The entries are to be repeated in full, without any change.

## Component data from apps and pages
◇ ◇ ◇ ◇ ◇

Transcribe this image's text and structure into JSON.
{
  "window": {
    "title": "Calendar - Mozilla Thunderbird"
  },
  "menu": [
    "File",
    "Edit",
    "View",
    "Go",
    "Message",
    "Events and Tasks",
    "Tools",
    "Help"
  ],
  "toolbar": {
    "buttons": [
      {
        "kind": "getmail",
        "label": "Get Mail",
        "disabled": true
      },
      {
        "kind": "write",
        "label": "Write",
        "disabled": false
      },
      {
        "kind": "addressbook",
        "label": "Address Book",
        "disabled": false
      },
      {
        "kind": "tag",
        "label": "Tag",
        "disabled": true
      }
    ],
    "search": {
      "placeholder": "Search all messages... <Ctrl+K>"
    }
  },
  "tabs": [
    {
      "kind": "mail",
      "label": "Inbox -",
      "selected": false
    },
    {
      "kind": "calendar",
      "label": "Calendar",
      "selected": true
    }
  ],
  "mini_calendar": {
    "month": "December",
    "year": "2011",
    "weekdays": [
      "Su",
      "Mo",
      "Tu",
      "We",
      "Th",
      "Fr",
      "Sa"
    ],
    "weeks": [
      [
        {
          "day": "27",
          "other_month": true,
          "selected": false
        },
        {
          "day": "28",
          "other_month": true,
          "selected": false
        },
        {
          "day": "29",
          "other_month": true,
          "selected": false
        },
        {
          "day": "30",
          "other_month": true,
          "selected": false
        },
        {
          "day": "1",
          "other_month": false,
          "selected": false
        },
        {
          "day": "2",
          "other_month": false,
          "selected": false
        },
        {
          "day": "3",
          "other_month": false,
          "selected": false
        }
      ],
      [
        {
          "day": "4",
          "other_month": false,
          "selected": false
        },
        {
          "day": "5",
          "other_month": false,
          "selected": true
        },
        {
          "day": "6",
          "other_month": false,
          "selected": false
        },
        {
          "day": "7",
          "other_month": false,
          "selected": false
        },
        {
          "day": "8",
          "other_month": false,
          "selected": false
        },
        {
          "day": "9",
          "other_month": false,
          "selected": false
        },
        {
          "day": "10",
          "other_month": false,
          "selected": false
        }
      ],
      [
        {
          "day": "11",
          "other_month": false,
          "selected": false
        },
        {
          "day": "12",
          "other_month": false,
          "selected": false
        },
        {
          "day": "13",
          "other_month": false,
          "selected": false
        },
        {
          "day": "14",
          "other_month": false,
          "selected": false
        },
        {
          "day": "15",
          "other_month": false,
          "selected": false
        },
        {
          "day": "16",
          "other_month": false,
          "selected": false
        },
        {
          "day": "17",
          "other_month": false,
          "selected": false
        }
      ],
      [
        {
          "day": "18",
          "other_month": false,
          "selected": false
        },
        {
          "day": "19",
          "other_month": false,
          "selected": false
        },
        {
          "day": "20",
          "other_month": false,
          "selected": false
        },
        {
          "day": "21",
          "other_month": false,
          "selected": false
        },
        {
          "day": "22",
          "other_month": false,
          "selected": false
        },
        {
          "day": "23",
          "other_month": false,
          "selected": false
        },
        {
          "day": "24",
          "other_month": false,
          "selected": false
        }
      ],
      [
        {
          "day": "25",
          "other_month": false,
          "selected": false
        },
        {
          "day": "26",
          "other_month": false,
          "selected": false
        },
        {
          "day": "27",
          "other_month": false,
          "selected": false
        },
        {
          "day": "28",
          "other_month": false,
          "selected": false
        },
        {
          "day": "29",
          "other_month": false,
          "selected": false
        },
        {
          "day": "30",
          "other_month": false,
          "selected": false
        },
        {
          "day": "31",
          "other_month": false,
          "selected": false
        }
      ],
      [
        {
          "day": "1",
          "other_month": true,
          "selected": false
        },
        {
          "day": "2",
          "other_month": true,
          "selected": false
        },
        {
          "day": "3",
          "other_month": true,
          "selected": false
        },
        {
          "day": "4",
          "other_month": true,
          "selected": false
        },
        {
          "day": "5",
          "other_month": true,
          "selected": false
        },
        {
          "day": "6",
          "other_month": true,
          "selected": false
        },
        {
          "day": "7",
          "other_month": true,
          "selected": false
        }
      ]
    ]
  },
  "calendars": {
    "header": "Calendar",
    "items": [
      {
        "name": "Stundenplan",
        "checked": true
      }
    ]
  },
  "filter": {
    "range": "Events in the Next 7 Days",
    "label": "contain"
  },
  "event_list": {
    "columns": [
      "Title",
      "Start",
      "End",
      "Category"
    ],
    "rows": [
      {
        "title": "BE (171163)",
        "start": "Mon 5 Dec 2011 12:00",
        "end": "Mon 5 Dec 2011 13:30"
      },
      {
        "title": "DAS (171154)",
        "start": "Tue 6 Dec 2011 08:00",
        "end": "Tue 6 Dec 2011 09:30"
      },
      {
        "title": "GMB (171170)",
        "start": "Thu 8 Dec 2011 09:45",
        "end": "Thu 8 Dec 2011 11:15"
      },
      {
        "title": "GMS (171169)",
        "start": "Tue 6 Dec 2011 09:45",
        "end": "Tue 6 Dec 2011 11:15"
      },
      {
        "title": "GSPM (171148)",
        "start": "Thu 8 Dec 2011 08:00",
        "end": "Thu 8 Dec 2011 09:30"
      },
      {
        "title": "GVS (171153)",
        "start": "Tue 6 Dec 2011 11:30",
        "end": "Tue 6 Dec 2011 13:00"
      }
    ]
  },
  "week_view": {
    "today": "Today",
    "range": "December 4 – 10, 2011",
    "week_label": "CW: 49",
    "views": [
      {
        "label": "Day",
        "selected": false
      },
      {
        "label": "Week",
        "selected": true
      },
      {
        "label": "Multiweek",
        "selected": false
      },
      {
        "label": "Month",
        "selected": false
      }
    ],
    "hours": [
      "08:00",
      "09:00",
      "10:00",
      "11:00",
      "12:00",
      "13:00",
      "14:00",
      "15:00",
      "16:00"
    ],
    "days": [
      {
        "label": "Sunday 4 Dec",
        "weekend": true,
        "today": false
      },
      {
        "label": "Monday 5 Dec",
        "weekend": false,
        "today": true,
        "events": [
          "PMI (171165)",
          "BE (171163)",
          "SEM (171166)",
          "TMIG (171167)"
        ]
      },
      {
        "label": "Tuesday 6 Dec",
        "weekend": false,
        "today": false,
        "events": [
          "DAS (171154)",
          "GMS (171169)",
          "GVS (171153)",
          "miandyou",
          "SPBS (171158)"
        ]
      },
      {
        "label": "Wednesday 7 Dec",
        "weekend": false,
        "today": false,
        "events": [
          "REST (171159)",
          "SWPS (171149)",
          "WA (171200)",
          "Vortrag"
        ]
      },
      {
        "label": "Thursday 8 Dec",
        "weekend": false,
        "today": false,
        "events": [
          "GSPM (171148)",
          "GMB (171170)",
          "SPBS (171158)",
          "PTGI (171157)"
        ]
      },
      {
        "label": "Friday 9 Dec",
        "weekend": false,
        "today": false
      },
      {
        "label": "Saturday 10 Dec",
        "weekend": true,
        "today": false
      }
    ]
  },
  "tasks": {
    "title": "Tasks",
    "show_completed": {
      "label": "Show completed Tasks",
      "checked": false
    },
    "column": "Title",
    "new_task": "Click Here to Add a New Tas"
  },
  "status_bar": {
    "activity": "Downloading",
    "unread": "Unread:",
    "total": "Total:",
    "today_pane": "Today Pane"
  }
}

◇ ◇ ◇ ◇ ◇

## Result below
Transcribe this image's text and structure into JSON.
{
  "window": {
    "title": "Calendar - Mozilla Thunderbird"
  },
  "menu": [
    "File",
    "Edit",
    "View",
    "Go",
    "Message",
    "Events and Tasks",
    "Tools",
    "Help"
  ],
  "toolbar": {
    "buttons": [
      {
        "kind": "getmail",
        "label": "Get Mail",
        "disabled": true
      },
      {
        "kind": "write",
        "label": "Write",
        "disabled": false
      },
      {
        "kind": "addressbook",
        "label": "Address Book",
        "disabled": false
      },
      {
        "kind": "tag",
        "label": "Tag",
        "disabled": true
      }
    ],
    "search": {
      "placeholder": "Search all messages... <Ctrl+K>"
    }
  },
  "tabs": [
    {
      "kind": "mail",
      "label": "Inbox -",
      "selected": false
    },
    {
      "kind": "calendar",
      "label": "Calendar",
      "selected": true
    }
  ],
  "mini_calendar": {
    "month": "December",
    "year": "2011",
    "weekdays": [
      "Su",
      "Mo",
      "Tu",
      "We",
      "Th",
      "Fr",
      "Sa"
    ],
    "weeks": [
      [
        {
          "day": "27",
          "other_month": true,
          "selected": false
        },
        {
          "day": "28",
          "other_month": true,
          "selected": false
        },
        {
          "day": "29",
          "other_month": true,
          "selected": false
        },
        {
          "day": "30",
          "other_month": true,
          "selected": false
        },
        {
          "day": "1",
          "other_month": false,
          "selected": false
        },
        {
          "day": "2",
          "other_month": false,
          "selected": false
        },
        {
          "day": "3",
          "other_month": false,
          "selected": false
        }
      ],
      [
        {
          "day": "4",
          "other_month": false,
          "selected": false
        },
        {
          "day": "5",
          "other_month": false,
          "selected": true
        },
        {
          "day": "6",
          "other_month": false,
          "selected": false
        },
        {
          "day": "7",
          "other_month": false,
          "selected": false
        },
        {
          "day": "8",
          "other_month": false,
          "selected": false
        },
        {
          "day": "9",
          "other_month": false,
          "selected": false
        },
        {
          "day": "10",
          "other_month": false,
          "selected": false
        }
      ],
      [
        {
          "day": "11",
          "other_month": false,
          "selected": false
        },
        {
          "day": "12",
          "other_month": false,
          "selected": false
        },
        {
          "day": "13",
          "other_month": false,
          "selected": false
        },
        {
          "day": "14",
          "other_month": false,
          "selected": false
        },
        {
          "day": "15",
          "other_month": false,
          "selected": false
        },
        {
          "day": "16",
          "other_month": false,
          "selected": false
        },
        {
          "day": "17",
          "other_month": false,
          "selected": false
        }
      ],
      [
        {
          "day": "18",
          "other_month": false,
          "selected": false
        },
        {
          "day": "19",
          "other_month": false,
          "selected": false
        },
        {
          "day": "20",
          "other_month": false,
          "selected": false
        },
        {
          "day": "21",
          "other_month": false,
          "selected": false
        },
        {
          "day": "22",
          "other_month": false,
          "selected": false
        },
        {
          "day": "23",
          "other_month": false,
          "selected": false
        },
        {
          "day": "24",
          "other_month": false,
          "selected": false
        }
      ],
      [
        {
          "day": "25",
          "other_month": false,
          "selected": false
        },
        {
          "day": "26",
          "other_month": false,
          "selected": false
        },
        {
          "day": "27",
          "other_month": false,
          "selected": false
        },
        {
          "day": "28",
          "other_month": false,
          "selected": false
        },
        {
          "day": "29",
          "other_month": false,
          "selected": false
        },
        {
          "day": "30",
          "other_month": false,
          "selected": false
        },
        {
          "day": "31",
          "other_month": false,
          "selected": false
        }
      ],
      [
        {
          "day": "1",
          "other_month": true,
          "selected": false
        },
        {
          "day": "2",
          "other_month": true,
          "selected": false
        },
        {
          "day": "3",
          "other_month": true,
          "selected": false
        },
        {
          "day": "4",
          "other_month": true,
          "selected": false
        },
        {
          "day": "5",
          "other_month": true,
          "selected": false
        },
        {
          "day": "6",
          "other_month": true,
          "selected": false
        },
        {
          "day": "7",
          "other_month": true,
          "selected": false
        }
      ]
    ]
  },
  "calendars": {
    "header": "Calendar",
    "items": [
      {
        "name": "Stundenplan",
        "checked": true
      }
    ]
  },
  "filter": {
    "range": "Events in the Next 7 Days",
    "label": "contain"
  },
  "event_list": {
    "columns": [
      "Title",
      "Start",
      "End",
      "Category"
    ],
    "rows": [
      {
        "title": "BE (171163)",
        "start": "Mon 5 Dec 2011 12:00",
        "end": "Mon 5 Dec 2011 13:30"
      },
      {
        "title": "DAS (171154)",
        "start": "Tue 6 Dec 2011 08:00",
        "end": "Tue 6 Dec 2011 09:30"
      },
      {
        "title": "GMB (171170)",
        "start": "Thu 8 Dec 2011 09:45",
        "end": "Thu 8 Dec 2011 11:15"
      },
      {
        "title": "GMS (171169)",
        "start": "Tue 6 Dec 2011 09:45",
        "end": "Tue 6 Dec 2011 11:15"
      },
      {
        "title": "GSPM (171148)",
        "start": "Thu 8 Dec 2011 08:00",
        "end": "Thu 8 Dec 2011 09:30"
      },
      {
        "title": "GVS (171153)",
        "start": "Tue 6 Dec 2011 11:30",
        "end": "Tue 6 Dec 2011 13:00"
      }
    ]
  },
  "week_view": {
    "today": "Today",
    "range": "December 4 – 10, 2011",
    "week_label": "CW: 49",
    "views": [
      {
        "label": "Day",
        "selected": false
      },
      {
        "label": "Week",
        "selected": true
      },
      {
        "label": "Multiweek",
        "selected": false
      },
      {
        "label": "Month",
        "selected": false
      }
    ],
    "hours": [
      "08:00",
      "09:00",
      "10:00",
      "11:00",
      "12:00",
      "13:00",
      "14:00",
      "15:00",
      "16:00"
    ],
    "days": [
      {
        "label": "Sunday 4 Dec",
        "weekend": true,
        "today": false
      },
      {
        "label": "Monday 5 Dec",
        "weekend": false,
        "today": true,
        "events": [
          "PMI (171165)",
          "BE (171163)",
          "SEM (171166)",
          "TMIG (171167)"
        ]
      },
      {
        "label": "Tuesday 6 Dec",
        "weekend": false,
        "today": false,
        "events": [
          "DAS (171154)",
          "GMS (171169)",
          "GVS (171153)",
          "miandyou",
          "SPBS (171158)"
        ]
      },
      {
        "label": "Wednesday 7 Dec",
        "weekend": false,
        "today": false,
        "events": [
          "REST (171159)",
          "SWPS (171149)",
          "WA (171200)",
          "Vortrag"
        ]
      },
      {
        "label": "Thursday 8 Dec",
        "weekend": false,
        "today": false,
        "events": [
          "GSPM (171148)",
          "GMB (171170)",
          "SPBS (171158)",
          "PTGI (171157)"
        ]
      },
      {
        "label": "Friday 9 Dec",
        "weekend": false,
        "today": false
      },
      {
        "label": "Saturday 10 Dec",
        "weekend": true,
        "today": false
      }
    ]
  },
  "tasks": {
    "title": "Tasks",
    "show_completed": {
      "label": "Show completed Tasks",
      "checked": false
    },
    "column": "Title",
    "new_task": "Click Here to Add a New Tas"
  },
  "status_bar": {
    "activity": "Downloading",
    "unread": "Unread:",
    "total": "Total:",
    "today_pane": "Today Pane"
  }
}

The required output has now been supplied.